Under the current FCC rules, installation of a kit or otherwise modifying a radio not previously approved for 12.5 KHz operation will not cause the radio to qualify for FCC approval for 12.5 KHz operation. In this case Midland Radio Corporation will be happy to assist you in selecting replacement equipment to comply with FCC rules, plus your non-compliant radios will be eligible under Midland’s generous trade-in program.

If the radio is not already approved for 12.5 KHz operation then installation of kits or modification of the radio will not cause FCC approval.

In the case that the radio has an appropriate emission designator and therefore is approved for 12.5 KHz operation, and the radio is now programmed for 25 KHz operation, Midland can supply you with the necessary programming kit to enable 12.5 KHz operation.

Please call the Midland LMR sales department at 816 241 8500 for more information about the Midland trade-in program or to order programming kits.

As of January 1, 2012 Midland Radio Corporation will only service narrowband capable LMR units. Below is a list of radios Midland Radio Corporation will continue to service. Some of the radios Midland Radio Corporation will no longer service are XTR, STII, SM4000, SM6000 and others. If you don’t see your model on the list you can contact us at lmrservice@midlandradio.com or 816-241-8500 ex 222.

PORTABLES

70440BP

PL2215P/2245P

PL2415/2445

PL5161/5164

SP200/210

SP220/240

SP230/250

SP310/330

SP320/340

SP410/430

SP420/440

MOBILES

MO1008/4008

MO1032/4032

MO1128/4128/7128

ML3215/3245

SM2541/2544

SM2150/2450

700511/0514

700571/0574

700611/0614

700671/0674

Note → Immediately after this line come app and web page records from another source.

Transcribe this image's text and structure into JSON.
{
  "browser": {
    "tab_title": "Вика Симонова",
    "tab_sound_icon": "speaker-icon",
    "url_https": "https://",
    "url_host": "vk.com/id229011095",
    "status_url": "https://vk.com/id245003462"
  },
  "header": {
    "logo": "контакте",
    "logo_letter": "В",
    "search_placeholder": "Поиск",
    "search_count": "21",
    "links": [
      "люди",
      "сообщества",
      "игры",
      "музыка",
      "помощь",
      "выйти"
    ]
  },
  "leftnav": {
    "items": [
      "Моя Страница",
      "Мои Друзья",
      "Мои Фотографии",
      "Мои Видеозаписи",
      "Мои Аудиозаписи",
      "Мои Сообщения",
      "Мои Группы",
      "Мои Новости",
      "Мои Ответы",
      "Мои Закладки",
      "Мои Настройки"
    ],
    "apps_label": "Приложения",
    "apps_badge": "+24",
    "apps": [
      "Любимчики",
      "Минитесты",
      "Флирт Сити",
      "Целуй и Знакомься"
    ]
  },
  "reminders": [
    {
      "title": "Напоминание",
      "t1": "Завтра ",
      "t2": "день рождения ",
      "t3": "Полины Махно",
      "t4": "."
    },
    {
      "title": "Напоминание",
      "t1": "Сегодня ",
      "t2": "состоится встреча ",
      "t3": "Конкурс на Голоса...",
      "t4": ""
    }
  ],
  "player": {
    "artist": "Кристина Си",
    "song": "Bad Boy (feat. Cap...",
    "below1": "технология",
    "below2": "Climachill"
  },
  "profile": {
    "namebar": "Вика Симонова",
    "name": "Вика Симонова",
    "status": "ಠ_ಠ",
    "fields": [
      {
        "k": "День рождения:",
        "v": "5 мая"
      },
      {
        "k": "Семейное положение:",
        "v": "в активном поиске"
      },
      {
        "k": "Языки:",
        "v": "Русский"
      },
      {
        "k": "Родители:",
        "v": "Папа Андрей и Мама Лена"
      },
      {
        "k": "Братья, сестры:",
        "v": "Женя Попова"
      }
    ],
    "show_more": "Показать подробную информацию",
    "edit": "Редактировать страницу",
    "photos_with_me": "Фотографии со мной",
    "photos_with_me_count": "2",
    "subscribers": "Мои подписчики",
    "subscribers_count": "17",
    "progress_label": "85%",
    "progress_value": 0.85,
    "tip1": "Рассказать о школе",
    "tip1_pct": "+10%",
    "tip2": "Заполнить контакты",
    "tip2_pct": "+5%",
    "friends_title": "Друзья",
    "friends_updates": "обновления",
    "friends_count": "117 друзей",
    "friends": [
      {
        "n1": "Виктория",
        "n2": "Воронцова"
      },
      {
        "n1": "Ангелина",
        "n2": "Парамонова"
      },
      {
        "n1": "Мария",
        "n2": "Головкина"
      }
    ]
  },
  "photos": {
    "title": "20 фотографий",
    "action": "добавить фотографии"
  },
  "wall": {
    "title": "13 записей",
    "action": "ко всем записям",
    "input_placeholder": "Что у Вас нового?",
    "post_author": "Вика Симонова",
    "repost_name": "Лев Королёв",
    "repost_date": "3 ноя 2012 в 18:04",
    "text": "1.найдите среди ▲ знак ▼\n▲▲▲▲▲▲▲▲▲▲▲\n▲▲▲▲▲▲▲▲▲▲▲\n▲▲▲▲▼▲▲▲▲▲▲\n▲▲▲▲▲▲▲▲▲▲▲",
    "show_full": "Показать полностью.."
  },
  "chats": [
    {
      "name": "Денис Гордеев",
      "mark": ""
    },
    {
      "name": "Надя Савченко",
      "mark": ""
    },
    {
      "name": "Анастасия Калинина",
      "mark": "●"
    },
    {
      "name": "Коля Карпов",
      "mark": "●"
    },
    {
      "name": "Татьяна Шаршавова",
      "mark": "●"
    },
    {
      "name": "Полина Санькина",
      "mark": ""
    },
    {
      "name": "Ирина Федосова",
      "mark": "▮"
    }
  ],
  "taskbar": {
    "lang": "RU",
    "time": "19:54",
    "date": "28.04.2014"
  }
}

701341/1344

701337/1527

701391/1394

701395BMM*

701441/1444

701491/1494

701495BMM*

701541/1544

701591/1594

701641/1644

701691/1694

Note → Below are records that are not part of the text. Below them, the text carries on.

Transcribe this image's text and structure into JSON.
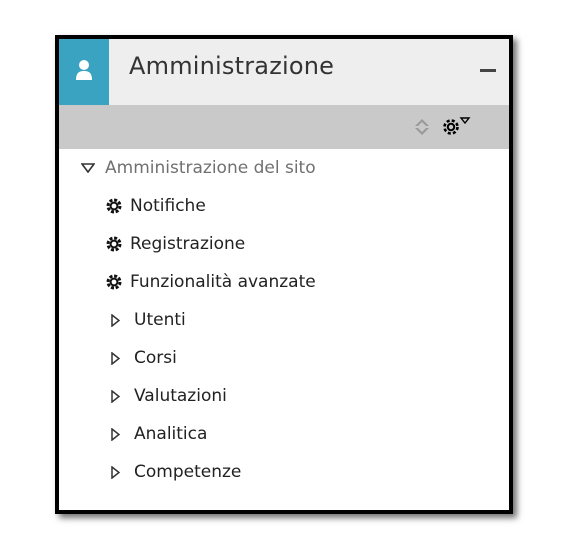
{
  "block": {
    "title": "Amministrazione",
    "header_accent": "#3aa3c2",
    "header_bg": "#eeeeee",
    "toolbar_bg": "#c9c9c9"
  },
  "tree": {
    "root": {
      "label": "Amministrazione del sito",
      "expanded": true
    },
    "settings": [
      {
        "label": "Notifiche",
        "icon": "gear-icon"
      },
      {
        "label": "Registrazione",
        "icon": "gear-icon"
      },
      {
        "label": "Funzionalità avanzate",
        "icon": "gear-icon"
      }
    ],
    "categories": [
      {
        "label": "Utenti",
        "icon": "triangle-right-icon"
      },
      {
        "label": "Corsi",
        "icon": "triangle-right-icon"
      },
      {
        "label": "Valutazioni",
        "icon": "triangle-right-icon"
      },
      {
        "label": "Analitica",
        "icon": "triangle-right-icon"
      },
      {
        "label": "Competenze",
        "icon": "triangle-right-icon"
      }
    ]
  }
}
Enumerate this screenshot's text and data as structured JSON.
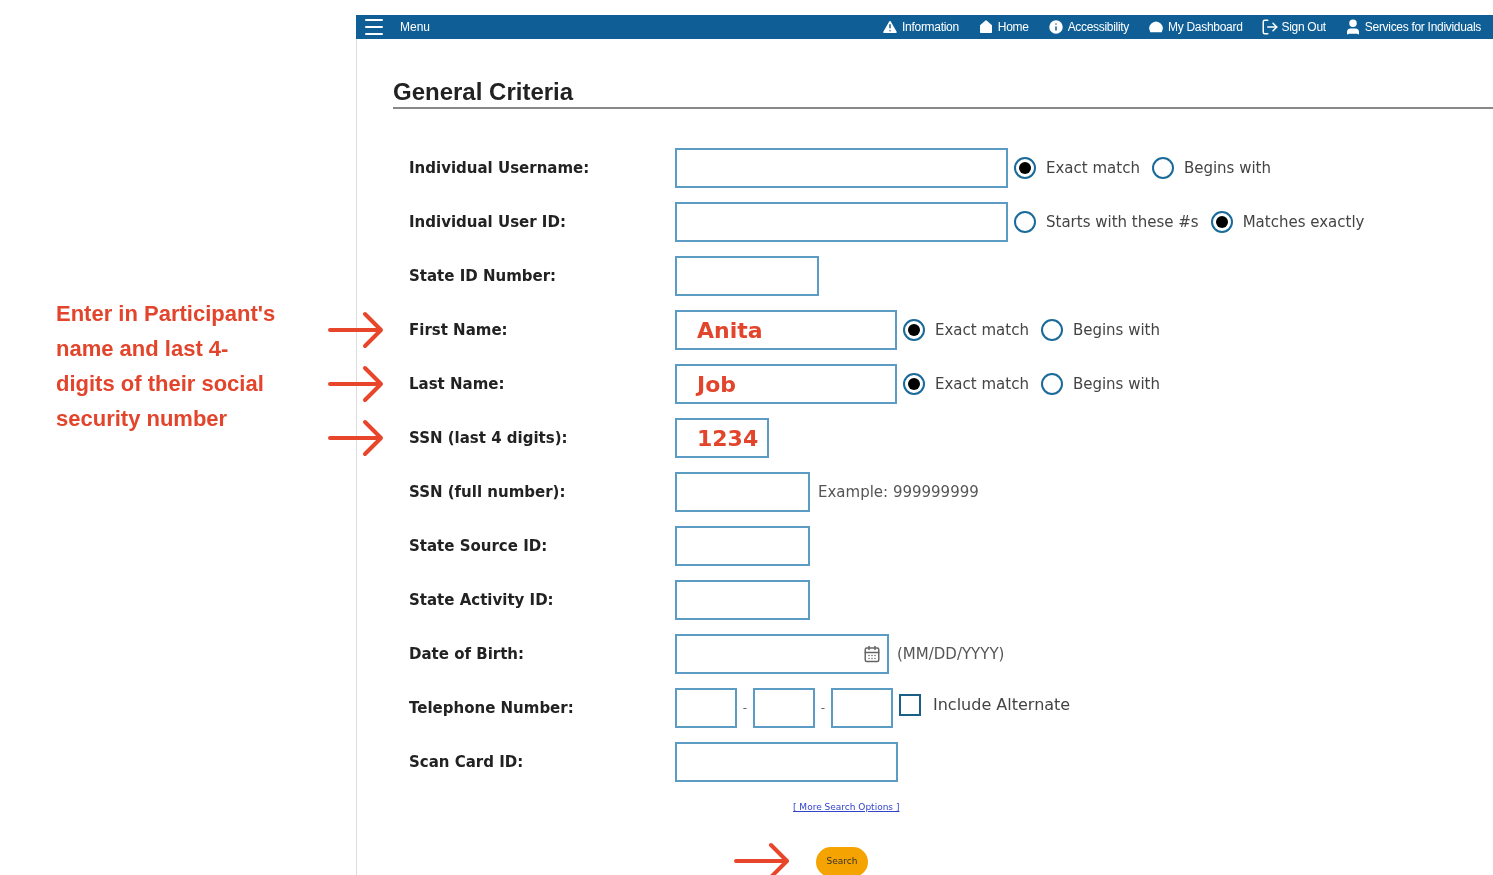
{
  "nav": {
    "menu": "Menu",
    "items": [
      {
        "label": "Information"
      },
      {
        "label": "Home"
      },
      {
        "label": "Accessibility"
      },
      {
        "label": "My Dashboard"
      },
      {
        "label": "Sign Out"
      },
      {
        "label": "Services for Individuals"
      }
    ]
  },
  "annotation": "Enter in Participant's name and last 4-digits of their social security number",
  "title": "General Criteria",
  "rows": [
    {
      "label": "Individual Username:",
      "kind": "text",
      "options": [
        {
          "label": "Exact match",
          "selected": true
        },
        {
          "label": "Begins with",
          "selected": false
        }
      ]
    },
    {
      "label": "Individual User ID:",
      "kind": "text",
      "options": [
        {
          "label": "Starts with these #s",
          "selected": false
        },
        {
          "label": "Matches exactly",
          "selected": true
        }
      ]
    },
    {
      "label": "State ID Number:",
      "kind": "text"
    },
    {
      "label": "First Name:",
      "kind": "text",
      "value": "Anita",
      "pointed": true,
      "options": [
        {
          "label": "Exact match",
          "selected": true
        },
        {
          "label": "Begins with",
          "selected": false
        }
      ]
    },
    {
      "label": "Last Name:",
      "kind": "text",
      "value": "Job",
      "pointed": true,
      "options": [
        {
          "label": "Exact match",
          "selected": true
        },
        {
          "label": "Begins with",
          "selected": false
        }
      ]
    },
    {
      "label": "SSN (last 4 digits):",
      "kind": "text",
      "value": "1234",
      "pointed": true
    },
    {
      "label": "SSN (full number):",
      "kind": "text",
      "hint": "Example: 999999999"
    },
    {
      "label": "State Source ID:",
      "kind": "text"
    },
    {
      "label": "State Activity ID:",
      "kind": "text"
    },
    {
      "label": "Date of Birth:",
      "kind": "date",
      "hint": "(MM/DD/YYYY)"
    },
    {
      "label": "Telephone Number:",
      "kind": "phone",
      "separators": [
        "-",
        "-"
      ],
      "checkbox": {
        "label": "Include Alternate",
        "checked": false
      }
    },
    {
      "label": "Scan Card ID:",
      "kind": "text"
    }
  ],
  "more_link": "[ More Search Options ]",
  "search": {
    "label": "Search",
    "pointed": true
  }
}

703800BMM*

DATA

SD125V

SD125U

SD171

SD174

SD225V

SD225U

SD226U

SD250U

SD250V

CONVENTIONAL BASE STATIONS & AUX RECEIVERS

713110B

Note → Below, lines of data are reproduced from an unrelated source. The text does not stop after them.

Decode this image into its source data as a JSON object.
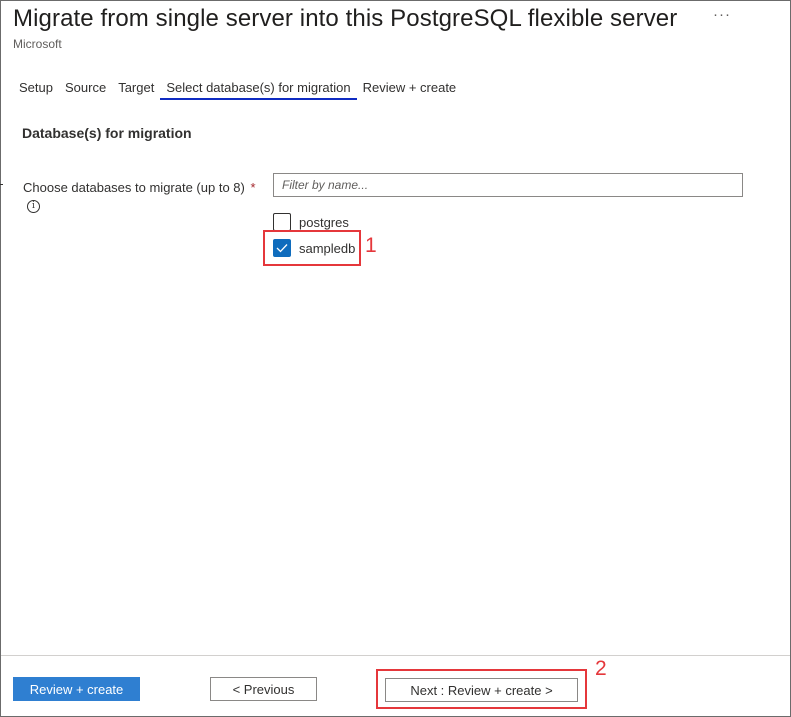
{
  "header": {
    "title": "Migrate from single server into this PostgreSQL flexible server",
    "subtitle": "Microsoft",
    "more_label": "···"
  },
  "tabs": [
    {
      "label": "Setup",
      "active": false
    },
    {
      "label": "Source",
      "active": false
    },
    {
      "label": "Target",
      "active": false
    },
    {
      "label": "Select database(s) for migration",
      "active": true
    },
    {
      "label": "Review + create",
      "active": false
    }
  ],
  "section": {
    "title": "Database(s) for migration",
    "field_label": "Choose databases to migrate (up to 8)",
    "required_mark": "*",
    "info_icon": "i",
    "filter_placeholder": "Filter by name...",
    "databases": [
      {
        "name": "postgres",
        "checked": false
      },
      {
        "name": "sampledb",
        "checked": true
      }
    ]
  },
  "annotations": {
    "step1": "1",
    "step2": "2",
    "color": "#e5373b"
  },
  "footer": {
    "review_create_label": "Review + create",
    "previous_label": "< Previous",
    "next_label": "Next : Review + create >"
  },
  "colors": {
    "primary": "#2f7fd1",
    "checked": "#0f6cbd",
    "active_tab_underline": "#0f2bc2"
  }
}
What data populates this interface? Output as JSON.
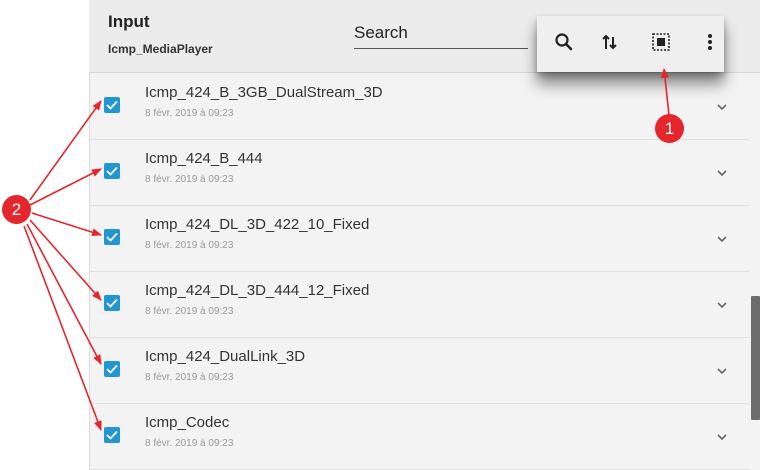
{
  "header": {
    "title": "Input",
    "subtitle": "Icmp_MediaPlayer"
  },
  "search": {
    "placeholder": "Search"
  },
  "toolbar": {
    "icons": [
      "search-icon",
      "sort-icon",
      "select-all-icon",
      "more-vert-icon"
    ]
  },
  "items": [
    {
      "name": "Icmp_424_B_3GB_DualStream_3D",
      "date": "8 févr. 2019 à 09:23",
      "checked": true
    },
    {
      "name": "Icmp_424_B_444",
      "date": "8 févr. 2019 à 09:23",
      "checked": true
    },
    {
      "name": "Icmp_424_DL_3D_422_10_Fixed",
      "date": "8 févr. 2019 à 09:23",
      "checked": true
    },
    {
      "name": "Icmp_424_DL_3D_444_12_Fixed",
      "date": "8 févr. 2019 à 09:23",
      "checked": true
    },
    {
      "name": "Icmp_424_DualLink_3D",
      "date": "8 févr. 2019 à 09:23",
      "checked": true
    },
    {
      "name": "Icmp_Codec",
      "date": "8 févr. 2019 à 09:23",
      "checked": true
    }
  ],
  "callouts": {
    "one": "1",
    "two": "2"
  },
  "colors": {
    "checkbox": "#2196d3",
    "callout": "#e5262c"
  }
}
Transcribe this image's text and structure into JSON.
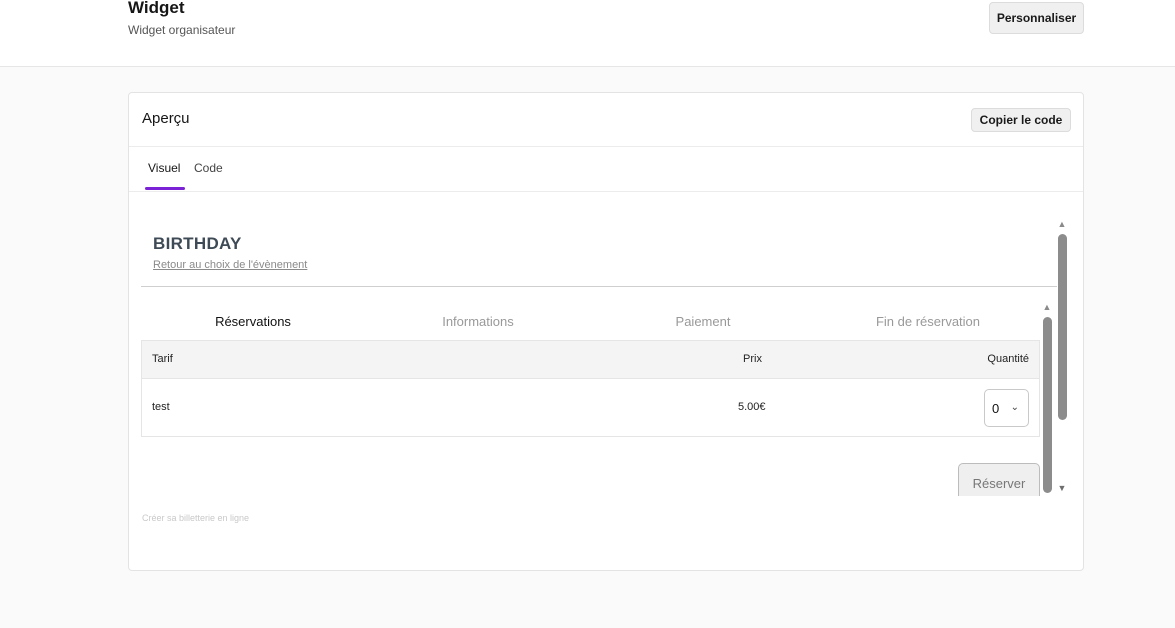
{
  "header": {
    "title": "Widget",
    "subtitle": "Widget organisateur",
    "customize_label": "Personnaliser"
  },
  "card": {
    "title": "Aperçu",
    "copy_label": "Copier le code",
    "tabs": [
      {
        "label": "Visuel",
        "active": true
      },
      {
        "label": "Code",
        "active": false
      }
    ]
  },
  "preview": {
    "event_title": "BIRTHDAY",
    "back_link": "Retour au choix de l'évènement",
    "steps": [
      {
        "label": "Réservations",
        "active": true
      },
      {
        "label": "Informations",
        "active": false
      },
      {
        "label": "Paiement",
        "active": false
      },
      {
        "label": "Fin de réservation",
        "active": false
      }
    ],
    "table": {
      "headers": {
        "tarif": "Tarif",
        "prix": "Prix",
        "quantite": "Quantité"
      },
      "rows": [
        {
          "name": "test",
          "price": "5.00€",
          "quantity": "0"
        }
      ]
    },
    "reserve_label": "Réserver",
    "footer_link": "Créer sa billetterie en ligne"
  },
  "colors": {
    "accent": "#7c22d6",
    "event_title": "#3e4a55"
  },
  "icons": {
    "scroll_up": "triangle-up-icon",
    "scroll_down": "triangle-down-icon",
    "select_chevron": "chevron-down-icon"
  }
}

714050A,B,C

714110B710110A/B/C

710150A/B/C

710110CWB

710100A/B

710150CWB-AUX

7101RXA/B

713200A/B

713050A/B-AUX

714050A,B,C-AUX

7130RXA/B

7140RXA/B/C

P25

STP105

STP404

STM1050

STM4040

STM1115

SDT1090

911110A/B

914050A/B

911060A/B

914100A/B/C/D

9110RXA/B9140RXA/B/C/D

917100B

917100R

918100B

918100R

*see http://www.midlandradio.com/Analog-Mobiles-Faq for more information.

FLAT RATE REPAIR CHARGES

$90.00 Data/Portables

$130.00 Mobiles

$165.00 P25 Mobiles/Portables/Desktop

$225.00 All Base Stations/Repeater Stations

BizTalk

The FCC Website has the information on what you need to get your Business License, please visit this site for more info.

Prior to using our radio, you must apply for an FCC license. You may begin using your radio 10 days after filing for your Business Radio license.

Go to midlandusa.com to download the programming software on this page.

Contact Midland Customer service at 1-816-241-8500 ext 259 and they can walk you through the programming software

If you hear a loud continuous beep on any channel, that means there is not a frequency programmed for that particular channel.

Yes, the first pre-programmed channels in the BR200 match the 1st 4 pre-programmed channels in the Motorola CLS radio.

Maybe, if it is the PKT-23 radio, yes. The 1st 2 pre-programmed channels on the Kenwood PKT-23 are the same pre-programmed channels on the BR200.

You will need to make sure that both radios are programmed to the same frequency and the same privacy tone. This can be done through the programming software.

The antenna and knobs on the radio are under a 90-day warranty, if the antenna has broke during the 90 day warranty timeframe, please contact customer service for warranty repair. 1-816-241-8500 ext 259. Outside the 90 days, please call customer service and we will work with you on getting a replacement part.

If the frequency is between 450 – 470 please send the Radio with all of the FCC documentation to Midland and we will program the radio for you.
If it is outside of the 450 – 470 frequency range, we are not able to support that frequency with the BR200.

The X-Talker radios take 3-4 hours to fully charge.